**What is required:**
Return, character for character, the lines from the one bearing "Decode this image" through the end of the material. Omit everything before that line.
----------------------------------------
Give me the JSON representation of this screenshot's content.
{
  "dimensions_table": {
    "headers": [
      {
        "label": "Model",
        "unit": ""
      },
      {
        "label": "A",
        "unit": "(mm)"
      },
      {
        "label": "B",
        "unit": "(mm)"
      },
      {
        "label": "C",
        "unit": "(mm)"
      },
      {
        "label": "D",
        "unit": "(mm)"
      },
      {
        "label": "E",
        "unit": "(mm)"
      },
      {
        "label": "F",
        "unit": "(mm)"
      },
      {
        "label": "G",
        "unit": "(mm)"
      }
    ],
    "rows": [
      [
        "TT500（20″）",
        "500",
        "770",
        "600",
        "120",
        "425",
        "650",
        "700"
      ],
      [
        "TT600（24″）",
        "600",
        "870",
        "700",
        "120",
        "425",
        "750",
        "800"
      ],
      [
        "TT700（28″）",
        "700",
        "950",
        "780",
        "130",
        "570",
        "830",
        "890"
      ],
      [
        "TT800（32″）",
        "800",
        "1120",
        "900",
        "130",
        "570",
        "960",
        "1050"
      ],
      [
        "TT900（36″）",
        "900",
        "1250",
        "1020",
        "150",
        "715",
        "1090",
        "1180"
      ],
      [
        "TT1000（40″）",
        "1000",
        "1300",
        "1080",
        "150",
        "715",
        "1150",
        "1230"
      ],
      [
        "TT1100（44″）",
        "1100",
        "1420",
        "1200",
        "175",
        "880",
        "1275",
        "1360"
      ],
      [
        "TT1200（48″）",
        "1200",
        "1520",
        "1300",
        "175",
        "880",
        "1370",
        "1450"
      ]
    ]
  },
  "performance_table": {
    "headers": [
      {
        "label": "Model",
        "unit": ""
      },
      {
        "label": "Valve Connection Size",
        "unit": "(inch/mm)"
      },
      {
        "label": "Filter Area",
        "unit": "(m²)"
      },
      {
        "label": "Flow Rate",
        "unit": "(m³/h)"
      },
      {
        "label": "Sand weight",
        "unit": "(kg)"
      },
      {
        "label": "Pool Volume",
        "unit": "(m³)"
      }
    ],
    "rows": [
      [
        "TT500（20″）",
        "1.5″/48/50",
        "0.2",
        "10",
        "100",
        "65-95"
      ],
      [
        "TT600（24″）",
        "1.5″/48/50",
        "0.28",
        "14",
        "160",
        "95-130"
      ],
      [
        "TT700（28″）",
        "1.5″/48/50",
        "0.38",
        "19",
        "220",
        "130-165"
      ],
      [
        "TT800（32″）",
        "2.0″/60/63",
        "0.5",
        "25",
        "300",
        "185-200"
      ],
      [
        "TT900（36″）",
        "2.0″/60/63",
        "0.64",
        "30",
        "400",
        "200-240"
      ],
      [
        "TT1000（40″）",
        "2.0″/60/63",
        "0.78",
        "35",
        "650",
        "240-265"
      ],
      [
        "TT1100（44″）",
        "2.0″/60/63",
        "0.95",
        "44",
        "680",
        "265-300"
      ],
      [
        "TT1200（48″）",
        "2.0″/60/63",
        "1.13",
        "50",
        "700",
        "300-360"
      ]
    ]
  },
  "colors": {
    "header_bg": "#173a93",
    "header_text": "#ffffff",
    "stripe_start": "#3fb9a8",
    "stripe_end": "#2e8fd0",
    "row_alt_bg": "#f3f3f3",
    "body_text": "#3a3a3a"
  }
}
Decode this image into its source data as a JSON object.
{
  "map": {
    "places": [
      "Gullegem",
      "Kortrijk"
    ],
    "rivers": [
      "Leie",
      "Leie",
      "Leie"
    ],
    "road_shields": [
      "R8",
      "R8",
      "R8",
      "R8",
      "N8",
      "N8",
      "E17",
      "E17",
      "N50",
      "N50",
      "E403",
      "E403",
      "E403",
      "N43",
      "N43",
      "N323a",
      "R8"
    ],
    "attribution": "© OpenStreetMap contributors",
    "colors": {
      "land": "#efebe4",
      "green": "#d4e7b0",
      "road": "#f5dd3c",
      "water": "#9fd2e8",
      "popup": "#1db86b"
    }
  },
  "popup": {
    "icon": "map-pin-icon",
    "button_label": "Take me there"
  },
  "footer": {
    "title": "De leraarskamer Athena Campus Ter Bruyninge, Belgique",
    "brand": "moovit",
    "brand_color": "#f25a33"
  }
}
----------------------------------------
**Result for this exercise:**
Decode this image into its source data as a JSON object.
{
  "map": {
    "places": [
      "Gullegem",
      "Kortrijk"
    ],
    "rivers": [
      "Leie",
      "Leie",
      "Leie"
    ],
    "road_shields": [
      "R8",
      "R8",
      "R8",
      "R8",
      "N8",
      "N8",
      "E17",
      "E17",
      "N50",
      "N50",
      "E403",
      "E403",
      "E403",
      "N43",
      "N43",
      "N323a",
      "R8"
    ],
    "attribution": "© OpenStreetMap contributors",
    "colors": {
      "land": "#efebe4",
      "green": "#d4e7b0",
      "road": "#f5dd3c",
      "water": "#9fd2e8",
      "popup": "#1db86b"
    }
  },
  "popup": {
    "icon": "map-pin-icon",
    "button_label": "Take me there"
  },
  "footer": {
    "title": "De leraarskamer Athena Campus Ter Bruyninge, Belgique",
    "brand": "moovit",
    "brand_color": "#f25a33"
  }
}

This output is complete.